Goal of the exercise
Take every line in the entries that includes the word "king" and copy it.

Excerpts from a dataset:
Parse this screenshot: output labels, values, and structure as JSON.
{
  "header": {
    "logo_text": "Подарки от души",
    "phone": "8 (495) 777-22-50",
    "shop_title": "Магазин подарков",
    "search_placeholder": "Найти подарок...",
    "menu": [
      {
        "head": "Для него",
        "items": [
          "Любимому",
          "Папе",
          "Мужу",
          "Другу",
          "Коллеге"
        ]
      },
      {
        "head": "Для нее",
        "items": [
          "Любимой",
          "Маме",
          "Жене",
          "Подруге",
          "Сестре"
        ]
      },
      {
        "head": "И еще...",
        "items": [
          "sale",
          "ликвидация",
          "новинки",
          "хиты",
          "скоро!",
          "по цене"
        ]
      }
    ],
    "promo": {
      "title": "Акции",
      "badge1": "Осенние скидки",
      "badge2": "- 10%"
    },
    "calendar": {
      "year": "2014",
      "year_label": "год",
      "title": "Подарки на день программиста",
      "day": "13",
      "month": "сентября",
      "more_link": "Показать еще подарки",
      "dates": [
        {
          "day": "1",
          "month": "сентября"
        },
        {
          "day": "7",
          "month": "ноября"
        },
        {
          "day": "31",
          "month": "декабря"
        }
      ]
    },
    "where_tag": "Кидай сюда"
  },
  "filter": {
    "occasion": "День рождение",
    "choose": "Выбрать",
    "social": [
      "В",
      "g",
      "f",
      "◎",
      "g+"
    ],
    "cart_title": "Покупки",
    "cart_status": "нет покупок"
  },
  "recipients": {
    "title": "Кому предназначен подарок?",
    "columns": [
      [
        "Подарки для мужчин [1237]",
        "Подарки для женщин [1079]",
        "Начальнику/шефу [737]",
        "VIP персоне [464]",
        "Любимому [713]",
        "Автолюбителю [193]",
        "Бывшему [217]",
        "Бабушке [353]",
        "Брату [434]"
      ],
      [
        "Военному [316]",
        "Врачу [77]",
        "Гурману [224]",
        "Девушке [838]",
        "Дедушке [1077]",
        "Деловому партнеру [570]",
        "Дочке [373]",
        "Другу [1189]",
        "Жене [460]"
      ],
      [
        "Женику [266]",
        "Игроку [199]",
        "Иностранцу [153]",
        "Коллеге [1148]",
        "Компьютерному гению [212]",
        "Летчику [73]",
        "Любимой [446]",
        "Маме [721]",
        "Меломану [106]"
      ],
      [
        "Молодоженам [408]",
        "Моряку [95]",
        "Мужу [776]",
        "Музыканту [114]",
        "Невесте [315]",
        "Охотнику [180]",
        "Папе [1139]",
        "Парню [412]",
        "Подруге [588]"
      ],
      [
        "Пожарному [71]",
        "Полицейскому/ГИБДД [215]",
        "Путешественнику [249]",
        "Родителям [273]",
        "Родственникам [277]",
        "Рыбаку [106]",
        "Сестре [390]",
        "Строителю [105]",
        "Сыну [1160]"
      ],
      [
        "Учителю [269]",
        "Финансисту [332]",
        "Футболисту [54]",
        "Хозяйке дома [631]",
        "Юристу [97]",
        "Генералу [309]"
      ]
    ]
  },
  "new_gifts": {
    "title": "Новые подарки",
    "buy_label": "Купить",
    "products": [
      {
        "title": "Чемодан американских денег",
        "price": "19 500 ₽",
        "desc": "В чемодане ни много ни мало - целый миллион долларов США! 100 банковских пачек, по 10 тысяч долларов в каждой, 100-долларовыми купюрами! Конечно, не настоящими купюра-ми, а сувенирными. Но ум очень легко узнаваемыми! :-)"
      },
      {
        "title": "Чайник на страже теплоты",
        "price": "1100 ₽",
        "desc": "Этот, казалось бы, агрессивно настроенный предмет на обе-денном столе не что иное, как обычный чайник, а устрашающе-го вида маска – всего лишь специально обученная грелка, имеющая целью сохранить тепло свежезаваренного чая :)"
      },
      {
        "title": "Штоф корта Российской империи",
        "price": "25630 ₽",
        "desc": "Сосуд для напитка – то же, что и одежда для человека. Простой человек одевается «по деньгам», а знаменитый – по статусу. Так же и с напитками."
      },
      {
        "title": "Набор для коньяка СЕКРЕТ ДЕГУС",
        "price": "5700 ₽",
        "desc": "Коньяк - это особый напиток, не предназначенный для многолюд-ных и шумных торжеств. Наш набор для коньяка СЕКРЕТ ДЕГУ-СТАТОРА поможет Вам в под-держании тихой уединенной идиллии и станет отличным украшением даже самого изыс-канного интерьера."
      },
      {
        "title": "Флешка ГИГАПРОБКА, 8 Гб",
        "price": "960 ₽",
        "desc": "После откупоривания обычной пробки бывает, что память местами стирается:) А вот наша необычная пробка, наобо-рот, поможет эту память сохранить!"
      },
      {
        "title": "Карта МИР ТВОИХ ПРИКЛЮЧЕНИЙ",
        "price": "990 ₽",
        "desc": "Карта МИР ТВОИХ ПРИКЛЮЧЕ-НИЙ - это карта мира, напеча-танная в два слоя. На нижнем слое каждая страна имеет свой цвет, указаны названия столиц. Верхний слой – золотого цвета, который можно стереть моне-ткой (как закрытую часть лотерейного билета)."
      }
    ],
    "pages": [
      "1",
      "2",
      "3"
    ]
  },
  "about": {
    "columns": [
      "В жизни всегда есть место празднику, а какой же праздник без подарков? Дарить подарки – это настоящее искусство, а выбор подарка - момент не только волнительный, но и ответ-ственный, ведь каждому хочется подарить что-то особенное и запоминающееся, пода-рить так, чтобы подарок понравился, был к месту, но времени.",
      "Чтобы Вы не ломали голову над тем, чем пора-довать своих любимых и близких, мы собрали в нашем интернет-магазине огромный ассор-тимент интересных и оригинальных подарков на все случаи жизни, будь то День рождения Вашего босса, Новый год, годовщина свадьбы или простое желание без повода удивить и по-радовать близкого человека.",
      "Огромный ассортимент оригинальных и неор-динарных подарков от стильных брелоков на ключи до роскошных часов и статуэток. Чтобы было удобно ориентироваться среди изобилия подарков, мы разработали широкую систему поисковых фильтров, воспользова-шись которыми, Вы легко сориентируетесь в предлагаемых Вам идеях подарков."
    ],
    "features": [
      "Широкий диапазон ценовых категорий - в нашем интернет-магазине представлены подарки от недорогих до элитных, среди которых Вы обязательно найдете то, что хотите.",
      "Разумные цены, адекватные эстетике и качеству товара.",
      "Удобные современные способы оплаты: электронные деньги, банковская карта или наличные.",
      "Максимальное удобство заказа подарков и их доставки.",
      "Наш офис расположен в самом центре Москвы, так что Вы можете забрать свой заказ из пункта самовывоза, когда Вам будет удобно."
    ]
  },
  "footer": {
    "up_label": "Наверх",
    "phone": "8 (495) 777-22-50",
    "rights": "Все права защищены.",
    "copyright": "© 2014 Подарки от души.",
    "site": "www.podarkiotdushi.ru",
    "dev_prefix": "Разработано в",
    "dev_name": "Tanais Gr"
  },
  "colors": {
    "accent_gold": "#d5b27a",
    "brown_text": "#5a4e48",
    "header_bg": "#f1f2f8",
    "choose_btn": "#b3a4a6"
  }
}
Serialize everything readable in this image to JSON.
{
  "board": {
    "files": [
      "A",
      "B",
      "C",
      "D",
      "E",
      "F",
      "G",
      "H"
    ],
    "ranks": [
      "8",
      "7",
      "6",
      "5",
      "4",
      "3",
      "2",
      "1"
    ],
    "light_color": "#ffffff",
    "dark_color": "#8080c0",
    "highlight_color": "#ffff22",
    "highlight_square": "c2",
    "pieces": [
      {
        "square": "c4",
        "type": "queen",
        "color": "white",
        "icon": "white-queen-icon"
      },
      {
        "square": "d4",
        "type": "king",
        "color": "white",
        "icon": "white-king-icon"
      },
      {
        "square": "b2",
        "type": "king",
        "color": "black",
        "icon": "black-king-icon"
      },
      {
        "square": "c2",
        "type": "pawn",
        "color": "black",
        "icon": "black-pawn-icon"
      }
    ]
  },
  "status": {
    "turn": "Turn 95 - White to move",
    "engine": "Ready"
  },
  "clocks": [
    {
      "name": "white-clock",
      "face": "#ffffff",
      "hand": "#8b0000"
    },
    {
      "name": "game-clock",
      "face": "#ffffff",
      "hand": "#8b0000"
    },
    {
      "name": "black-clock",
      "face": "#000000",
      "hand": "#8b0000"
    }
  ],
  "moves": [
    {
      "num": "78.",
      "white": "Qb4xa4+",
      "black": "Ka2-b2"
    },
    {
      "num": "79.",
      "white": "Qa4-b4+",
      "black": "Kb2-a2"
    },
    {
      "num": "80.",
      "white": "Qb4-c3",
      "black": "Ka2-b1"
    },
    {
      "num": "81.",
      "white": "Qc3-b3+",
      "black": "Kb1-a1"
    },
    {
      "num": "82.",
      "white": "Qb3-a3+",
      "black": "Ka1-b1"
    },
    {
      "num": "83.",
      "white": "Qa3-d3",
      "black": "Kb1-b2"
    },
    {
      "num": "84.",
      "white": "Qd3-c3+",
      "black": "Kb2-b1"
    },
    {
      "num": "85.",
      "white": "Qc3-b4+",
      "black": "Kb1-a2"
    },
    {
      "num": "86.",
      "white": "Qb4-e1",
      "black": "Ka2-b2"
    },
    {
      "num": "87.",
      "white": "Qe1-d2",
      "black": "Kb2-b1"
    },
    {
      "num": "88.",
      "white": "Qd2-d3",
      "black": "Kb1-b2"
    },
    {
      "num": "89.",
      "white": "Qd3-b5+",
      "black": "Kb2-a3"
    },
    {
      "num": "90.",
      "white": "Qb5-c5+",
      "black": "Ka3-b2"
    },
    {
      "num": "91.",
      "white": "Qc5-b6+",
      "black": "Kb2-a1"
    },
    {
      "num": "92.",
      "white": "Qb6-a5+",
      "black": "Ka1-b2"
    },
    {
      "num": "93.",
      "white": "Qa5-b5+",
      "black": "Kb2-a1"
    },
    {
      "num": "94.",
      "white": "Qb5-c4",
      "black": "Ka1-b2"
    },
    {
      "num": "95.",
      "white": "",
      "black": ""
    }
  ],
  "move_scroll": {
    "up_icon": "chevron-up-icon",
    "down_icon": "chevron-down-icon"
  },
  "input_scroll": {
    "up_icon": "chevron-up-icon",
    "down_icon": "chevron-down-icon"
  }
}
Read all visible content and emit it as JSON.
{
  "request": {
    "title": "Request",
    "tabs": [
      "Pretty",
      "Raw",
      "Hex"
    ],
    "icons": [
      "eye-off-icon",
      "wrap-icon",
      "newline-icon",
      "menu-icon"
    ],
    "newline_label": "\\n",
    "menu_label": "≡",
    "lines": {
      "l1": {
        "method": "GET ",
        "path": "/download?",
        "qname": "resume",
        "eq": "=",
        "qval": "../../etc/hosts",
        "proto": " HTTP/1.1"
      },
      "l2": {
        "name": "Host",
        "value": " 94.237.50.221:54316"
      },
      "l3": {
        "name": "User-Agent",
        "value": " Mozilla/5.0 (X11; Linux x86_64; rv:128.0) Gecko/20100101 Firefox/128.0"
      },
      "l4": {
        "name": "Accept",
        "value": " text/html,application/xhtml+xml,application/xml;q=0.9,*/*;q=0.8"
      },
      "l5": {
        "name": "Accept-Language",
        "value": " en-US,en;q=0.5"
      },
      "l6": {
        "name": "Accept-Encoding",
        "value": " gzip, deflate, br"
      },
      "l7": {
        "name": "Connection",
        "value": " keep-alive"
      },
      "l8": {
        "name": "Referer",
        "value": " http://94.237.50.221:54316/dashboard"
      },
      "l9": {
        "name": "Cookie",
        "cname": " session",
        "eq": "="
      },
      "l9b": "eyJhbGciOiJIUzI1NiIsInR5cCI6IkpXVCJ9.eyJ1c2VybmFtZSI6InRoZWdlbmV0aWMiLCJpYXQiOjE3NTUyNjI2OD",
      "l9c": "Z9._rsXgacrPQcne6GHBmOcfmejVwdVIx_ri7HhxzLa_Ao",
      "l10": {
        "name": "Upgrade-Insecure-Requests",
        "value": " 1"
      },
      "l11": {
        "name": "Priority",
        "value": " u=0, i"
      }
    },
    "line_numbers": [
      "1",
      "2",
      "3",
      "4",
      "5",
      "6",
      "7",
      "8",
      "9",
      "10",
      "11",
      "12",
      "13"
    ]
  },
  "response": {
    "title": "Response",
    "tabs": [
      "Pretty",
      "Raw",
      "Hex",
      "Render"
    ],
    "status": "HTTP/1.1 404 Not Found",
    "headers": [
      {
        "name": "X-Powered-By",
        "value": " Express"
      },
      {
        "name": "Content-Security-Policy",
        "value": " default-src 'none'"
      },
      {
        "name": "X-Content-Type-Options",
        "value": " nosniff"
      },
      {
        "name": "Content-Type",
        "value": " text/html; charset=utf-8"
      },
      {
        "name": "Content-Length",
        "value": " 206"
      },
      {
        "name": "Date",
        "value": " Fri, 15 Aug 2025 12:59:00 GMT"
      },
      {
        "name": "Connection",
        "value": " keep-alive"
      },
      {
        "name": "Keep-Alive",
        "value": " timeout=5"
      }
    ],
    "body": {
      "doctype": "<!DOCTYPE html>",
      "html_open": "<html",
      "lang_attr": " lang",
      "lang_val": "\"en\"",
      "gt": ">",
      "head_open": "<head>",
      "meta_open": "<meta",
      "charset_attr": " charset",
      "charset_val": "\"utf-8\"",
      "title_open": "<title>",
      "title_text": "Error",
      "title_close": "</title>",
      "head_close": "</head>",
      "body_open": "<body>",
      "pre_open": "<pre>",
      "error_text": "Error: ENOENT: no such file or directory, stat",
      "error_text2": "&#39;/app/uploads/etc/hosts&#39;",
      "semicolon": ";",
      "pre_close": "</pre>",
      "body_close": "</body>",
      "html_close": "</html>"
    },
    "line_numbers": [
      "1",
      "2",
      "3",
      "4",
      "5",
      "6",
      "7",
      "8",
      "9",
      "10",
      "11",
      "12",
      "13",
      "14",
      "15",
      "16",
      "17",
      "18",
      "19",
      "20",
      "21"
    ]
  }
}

Result
        "type": "king",
        "icon": "white-king-icon"
        "type": "king",
        "icon": "black-king-icon"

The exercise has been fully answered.